Data records for software interfaces:
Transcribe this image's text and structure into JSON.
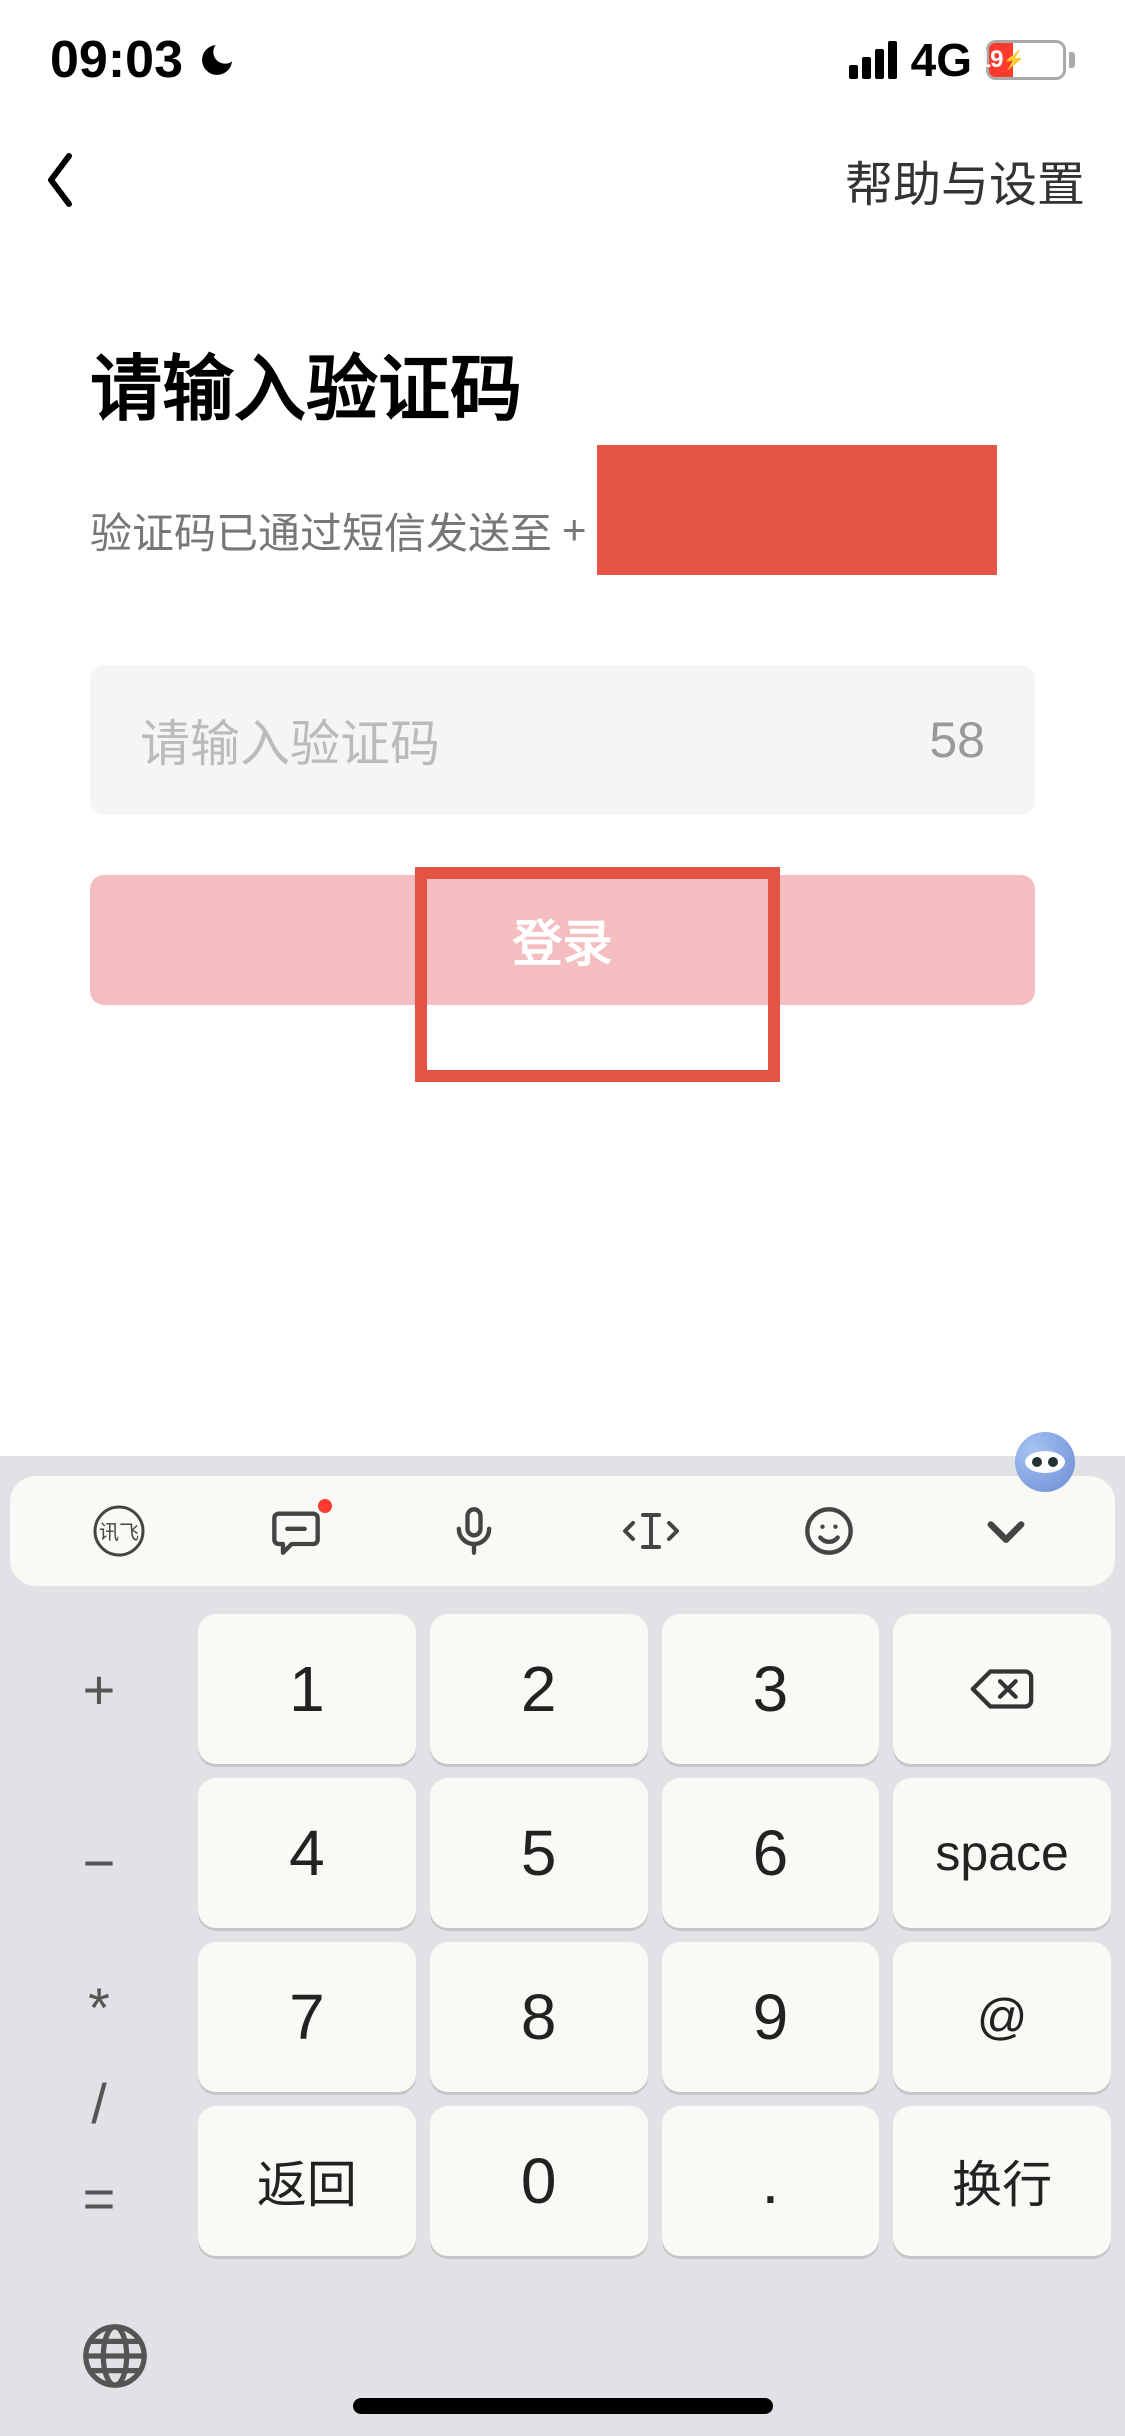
{
  "status_bar": {
    "time": "09:03",
    "network_type": "4G",
    "battery_percent": "19"
  },
  "nav": {
    "help_settings": "帮助与设置"
  },
  "page": {
    "title": "请输入验证码",
    "subtitle_prefix": "验证码已通过短信发送至",
    "phone_prefix": "+",
    "input_placeholder": "请输入验证码",
    "countdown": "58",
    "login_label": "登录"
  },
  "toolbar": {
    "brand_label": "讯飞"
  },
  "keyboard": {
    "side": {
      "plus": "+",
      "minus": "−",
      "star": "*",
      "slash": "/",
      "equals": "="
    },
    "keys": {
      "k1": "1",
      "k2": "2",
      "k3": "3",
      "k4": "4",
      "k5": "5",
      "k6": "6",
      "k7": "7",
      "k8": "8",
      "k9": "9",
      "k0": "0",
      "dot": "."
    },
    "func": {
      "return": "返回",
      "space": "space",
      "at": "@",
      "newline": "换行"
    }
  }
}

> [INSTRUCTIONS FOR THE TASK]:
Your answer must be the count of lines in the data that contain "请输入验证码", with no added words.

> [RESULT BELOW]:
2